It’s hard to imagine how people lived their day-to-day lives in 1200 BC, but this chart of ancient currencies makes it easier to picture what the scene at the local market may have looked like.

Photo: Imgur

An ancient Greek may have strolled up to the bazaar, purchased a sack of furs, and handed the vendor a few dekadrachm emblazoned with the image of a Greek foot soldier. The coins of ancient Rome, however, feature images of senators and emperors, rather than soldiers, and are likely the most widely traveled coins in the world, having been found as far away as Japan.

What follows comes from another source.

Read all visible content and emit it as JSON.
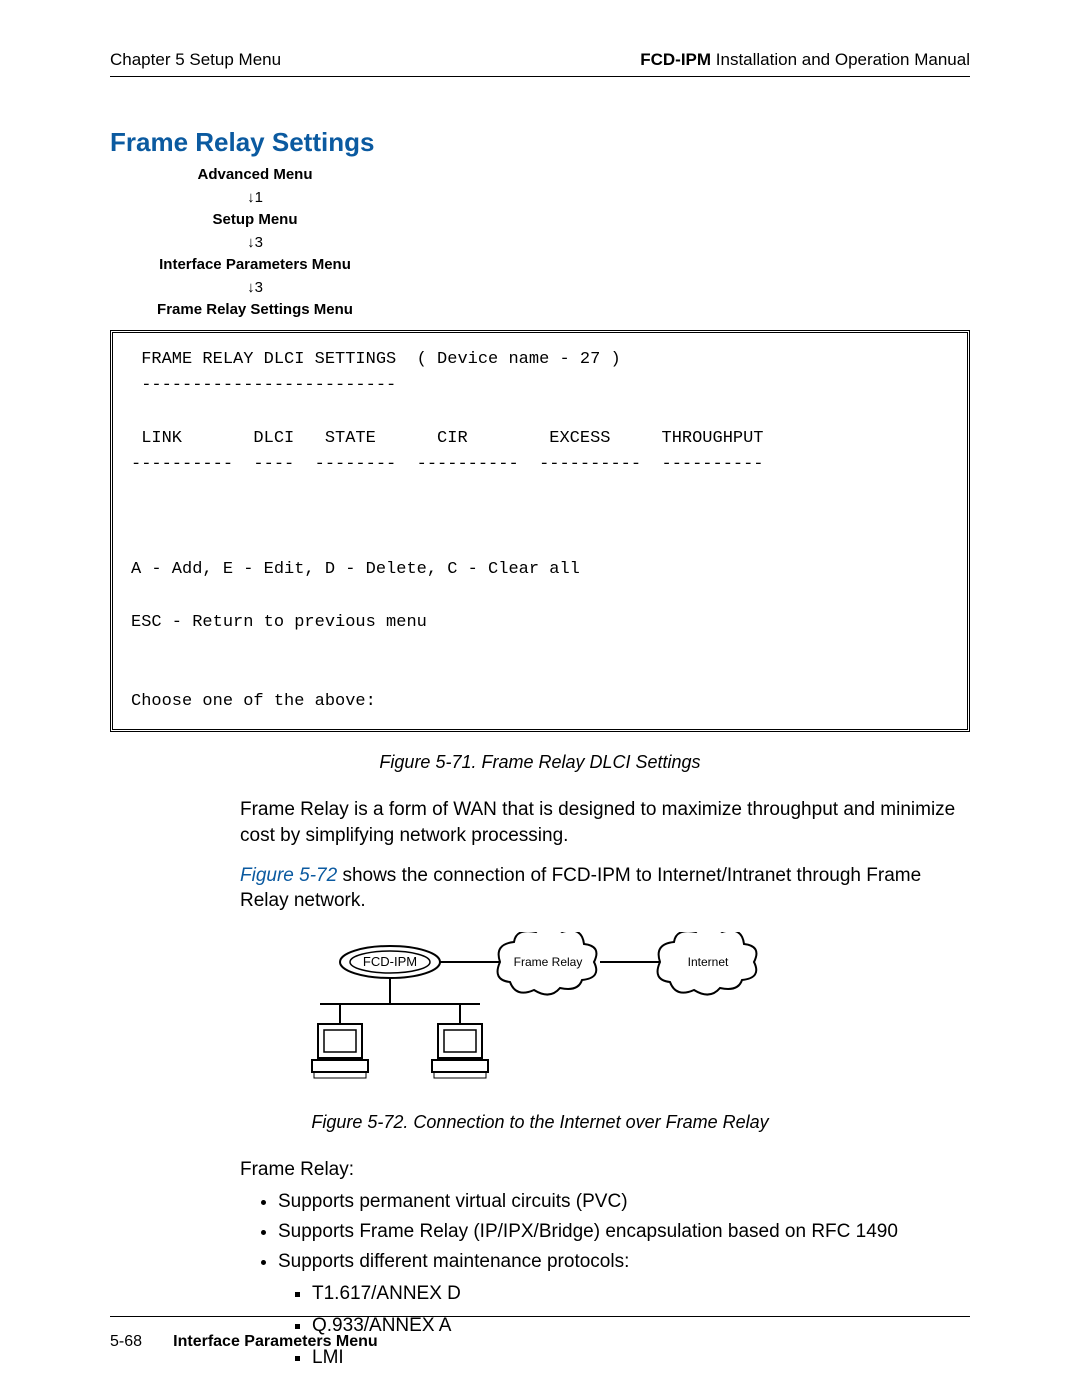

China’s currency has remained remarkably consistent for more than two thousand years. A round coin with a square hole, the currency has only seen changes to the script, the metals used, and the weight. The Haudenosaunee people of North America have also used the same currency for over a thousand years. The wampum was initially used by the native Iroquois peoples in ceremonies as a way of presenting one’s credentials, and it was later adopted by Europeans as currency.

If you were wondering who was the first to utilize gold and silver coins, it was the Lydians of Asia Minor. The world’s oldest coin is a Lydian coin called the stater, made of a gold and silver mixture, and it’s over 2,700 years old.